**PROMPT**
All of the listing below must be repeated word for word. Pictures are the only thing to omit.
= = =
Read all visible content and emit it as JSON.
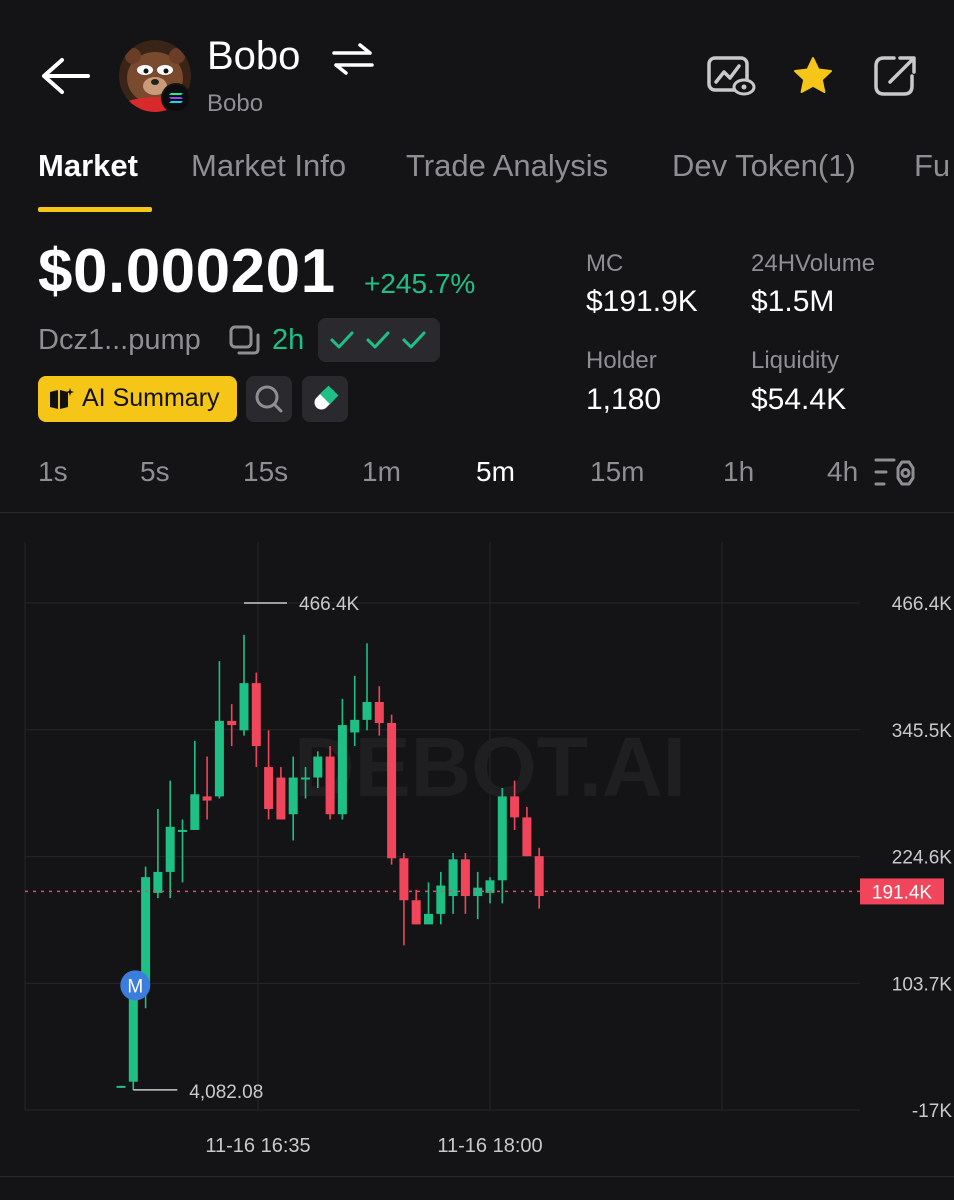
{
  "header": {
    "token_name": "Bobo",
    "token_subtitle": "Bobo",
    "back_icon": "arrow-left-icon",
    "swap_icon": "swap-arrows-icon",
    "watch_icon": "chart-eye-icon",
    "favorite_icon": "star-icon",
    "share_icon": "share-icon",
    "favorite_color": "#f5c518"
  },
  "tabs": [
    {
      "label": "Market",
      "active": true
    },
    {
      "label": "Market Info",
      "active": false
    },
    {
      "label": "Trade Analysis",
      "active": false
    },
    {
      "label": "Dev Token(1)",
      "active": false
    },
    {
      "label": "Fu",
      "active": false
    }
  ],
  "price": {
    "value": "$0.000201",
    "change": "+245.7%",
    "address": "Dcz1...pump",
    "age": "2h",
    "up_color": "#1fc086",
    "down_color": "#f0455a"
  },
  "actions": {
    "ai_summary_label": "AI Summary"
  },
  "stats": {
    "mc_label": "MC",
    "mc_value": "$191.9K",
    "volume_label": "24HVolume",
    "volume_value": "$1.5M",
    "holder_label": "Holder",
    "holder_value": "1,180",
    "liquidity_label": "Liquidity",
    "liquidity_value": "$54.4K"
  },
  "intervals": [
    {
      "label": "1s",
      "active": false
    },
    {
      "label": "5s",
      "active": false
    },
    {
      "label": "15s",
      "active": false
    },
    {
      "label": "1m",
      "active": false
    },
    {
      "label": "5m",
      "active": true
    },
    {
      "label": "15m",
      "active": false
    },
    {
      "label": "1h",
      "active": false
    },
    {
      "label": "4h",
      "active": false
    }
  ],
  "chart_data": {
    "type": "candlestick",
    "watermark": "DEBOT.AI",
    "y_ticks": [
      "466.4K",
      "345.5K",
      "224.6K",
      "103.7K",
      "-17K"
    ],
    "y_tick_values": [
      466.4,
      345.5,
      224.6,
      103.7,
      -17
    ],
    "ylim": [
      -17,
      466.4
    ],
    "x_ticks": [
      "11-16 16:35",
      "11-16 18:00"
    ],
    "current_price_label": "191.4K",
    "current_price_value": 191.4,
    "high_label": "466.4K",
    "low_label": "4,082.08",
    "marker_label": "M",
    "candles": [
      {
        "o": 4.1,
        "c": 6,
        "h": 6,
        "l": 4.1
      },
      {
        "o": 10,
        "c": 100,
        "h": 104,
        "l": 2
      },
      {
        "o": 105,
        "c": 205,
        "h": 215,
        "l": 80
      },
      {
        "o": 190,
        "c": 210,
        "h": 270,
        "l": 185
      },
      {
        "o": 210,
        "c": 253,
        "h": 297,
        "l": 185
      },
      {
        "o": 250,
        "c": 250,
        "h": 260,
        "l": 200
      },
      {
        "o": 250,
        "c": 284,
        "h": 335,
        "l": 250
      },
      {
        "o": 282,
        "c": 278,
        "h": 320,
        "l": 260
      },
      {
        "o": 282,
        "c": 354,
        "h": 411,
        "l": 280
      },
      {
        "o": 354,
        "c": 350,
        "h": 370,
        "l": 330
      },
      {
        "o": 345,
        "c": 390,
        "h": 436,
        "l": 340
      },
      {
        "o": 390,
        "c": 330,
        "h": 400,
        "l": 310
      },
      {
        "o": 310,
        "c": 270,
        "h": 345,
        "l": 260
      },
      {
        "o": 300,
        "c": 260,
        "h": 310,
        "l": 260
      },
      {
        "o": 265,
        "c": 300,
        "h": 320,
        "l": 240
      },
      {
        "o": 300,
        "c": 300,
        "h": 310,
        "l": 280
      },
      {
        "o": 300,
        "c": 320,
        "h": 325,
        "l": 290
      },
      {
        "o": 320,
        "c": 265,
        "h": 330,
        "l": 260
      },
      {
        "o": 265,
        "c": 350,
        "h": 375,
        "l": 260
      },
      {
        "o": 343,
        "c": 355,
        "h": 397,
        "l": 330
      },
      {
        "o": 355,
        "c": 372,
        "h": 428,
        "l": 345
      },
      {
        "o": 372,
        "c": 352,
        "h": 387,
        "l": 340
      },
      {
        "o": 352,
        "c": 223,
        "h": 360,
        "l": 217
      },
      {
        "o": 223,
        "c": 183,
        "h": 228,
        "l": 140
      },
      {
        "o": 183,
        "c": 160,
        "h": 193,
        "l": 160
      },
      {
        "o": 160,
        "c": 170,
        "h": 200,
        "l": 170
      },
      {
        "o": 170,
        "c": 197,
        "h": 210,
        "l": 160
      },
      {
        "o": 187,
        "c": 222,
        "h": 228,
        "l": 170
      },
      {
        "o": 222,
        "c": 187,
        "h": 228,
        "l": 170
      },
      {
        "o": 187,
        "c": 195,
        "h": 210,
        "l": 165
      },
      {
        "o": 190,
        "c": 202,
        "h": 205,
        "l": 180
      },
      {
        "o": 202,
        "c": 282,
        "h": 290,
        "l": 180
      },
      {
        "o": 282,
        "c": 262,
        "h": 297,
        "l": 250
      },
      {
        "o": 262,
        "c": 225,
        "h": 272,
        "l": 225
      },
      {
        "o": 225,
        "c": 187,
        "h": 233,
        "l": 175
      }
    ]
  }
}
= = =
**ANSWER FOR THIS EXERCISE**
Read all visible content and emit it as JSON.
{
  "header": {
    "token_name": "Bobo",
    "token_subtitle": "Bobo",
    "back_icon": "arrow-left-icon",
    "swap_icon": "swap-arrows-icon",
    "watch_icon": "chart-eye-icon",
    "favorite_icon": "star-icon",
    "share_icon": "share-icon",
    "favorite_color": "#f5c518"
  },
  "tabs": [
    {
      "label": "Market",
      "active": true
    },
    {
      "label": "Market Info",
      "active": false
    },
    {
      "label": "Trade Analysis",
      "active": false
    },
    {
      "label": "Dev Token(1)",
      "active": false
    },
    {
      "label": "Fu",
      "active": false
    }
  ],
  "price": {
    "value": "$0.000201",
    "change": "+245.7%",
    "address": "Dcz1...pump",
    "age": "2h",
    "up_color": "#1fc086",
    "down_color": "#f0455a"
  },
  "actions": {
    "ai_summary_label": "AI Summary"
  },
  "stats": {
    "mc_label": "MC",
    "mc_value": "$191.9K",
    "volume_label": "24HVolume",
    "volume_value": "$1.5M",
    "holder_label": "Holder",
    "holder_value": "1,180",
    "liquidity_label": "Liquidity",
    "liquidity_value": "$54.4K"
  },
  "intervals": [
    {
      "label": "1s",
      "active": false
    },
    {
      "label": "5s",
      "active": false
    },
    {
      "label": "15s",
      "active": false
    },
    {
      "label": "1m",
      "active": false
    },
    {
      "label": "5m",
      "active": true
    },
    {
      "label": "15m",
      "active": false
    },
    {
      "label": "1h",
      "active": false
    },
    {
      "label": "4h",
      "active": false
    }
  ],
  "chart_data": {
    "type": "candlestick",
    "watermark": "DEBOT.AI",
    "y_ticks": [
      "466.4K",
      "345.5K",
      "224.6K",
      "103.7K",
      "-17K"
    ],
    "y_tick_values": [
      466.4,
      345.5,
      224.6,
      103.7,
      -17
    ],
    "ylim": [
      -17,
      466.4
    ],
    "x_ticks": [
      "11-16 16:35",
      "11-16 18:00"
    ],
    "current_price_label": "191.4K",
    "current_price_value": 191.4,
    "high_label": "466.4K",
    "low_label": "4,082.08",
    "marker_label": "M",
    "candles": [
      {
        "o": 4.1,
        "c": 6,
        "h": 6,
        "l": 4.1
      },
      {
        "o": 10,
        "c": 100,
        "h": 104,
        "l": 2
      },
      {
        "o": 105,
        "c": 205,
        "h": 215,
        "l": 80
      },
      {
        "o": 190,
        "c": 210,
        "h": 270,
        "l": 185
      },
      {
        "o": 210,
        "c": 253,
        "h": 297,
        "l": 185
      },
      {
        "o": 250,
        "c": 250,
        "h": 260,
        "l": 200
      },
      {
        "o": 250,
        "c": 284,
        "h": 335,
        "l": 250
      },
      {
        "o": 282,
        "c": 278,
        "h": 320,
        "l": 260
      },
      {
        "o": 282,
        "c": 354,
        "h": 411,
        "l": 280
      },
      {
        "o": 354,
        "c": 350,
        "h": 370,
        "l": 330
      },
      {
        "o": 345,
        "c": 390,
        "h": 436,
        "l": 340
      },
      {
        "o": 390,
        "c": 330,
        "h": 400,
        "l": 310
      },
      {
        "o": 310,
        "c": 270,
        "h": 345,
        "l": 260
      },
      {
        "o": 300,
        "c": 260,
        "h": 310,
        "l": 260
      },
      {
        "o": 265,
        "c": 300,
        "h": 320,
        "l": 240
      },
      {
        "o": 300,
        "c": 300,
        "h": 310,
        "l": 280
      },
      {
        "o": 300,
        "c": 320,
        "h": 325,
        "l": 290
      },
      {
        "o": 320,
        "c": 265,
        "h": 330,
        "l": 260
      },
      {
        "o": 265,
        "c": 350,
        "h": 375,
        "l": 260
      },
      {
        "o": 343,
        "c": 355,
        "h": 397,
        "l": 330
      },
      {
        "o": 355,
        "c": 372,
        "h": 428,
        "l": 345
      },
      {
        "o": 372,
        "c": 352,
        "h": 387,
        "l": 340
      },
      {
        "o": 352,
        "c": 223,
        "h": 360,
        "l": 217
      },
      {
        "o": 223,
        "c": 183,
        "h": 228,
        "l": 140
      },
      {
        "o": 183,
        "c": 160,
        "h": 193,
        "l": 160
      },
      {
        "o": 160,
        "c": 170,
        "h": 200,
        "l": 170
      },
      {
        "o": 170,
        "c": 197,
        "h": 210,
        "l": 160
      },
      {
        "o": 187,
        "c": 222,
        "h": 228,
        "l": 170
      },
      {
        "o": 222,
        "c": 187,
        "h": 228,
        "l": 170
      },
      {
        "o": 187,
        "c": 195,
        "h": 210,
        "l": 165
      },
      {
        "o": 190,
        "c": 202,
        "h": 205,
        "l": 180
      },
      {
        "o": 202,
        "c": 282,
        "h": 290,
        "l": 180
      },
      {
        "o": 282,
        "c": 262,
        "h": 297,
        "l": 250
      },
      {
        "o": 262,
        "c": 225,
        "h": 272,
        "l": 225
      },
      {
        "o": 225,
        "c": 187,
        "h": 233,
        "l": 175
      }
    ]
  }
}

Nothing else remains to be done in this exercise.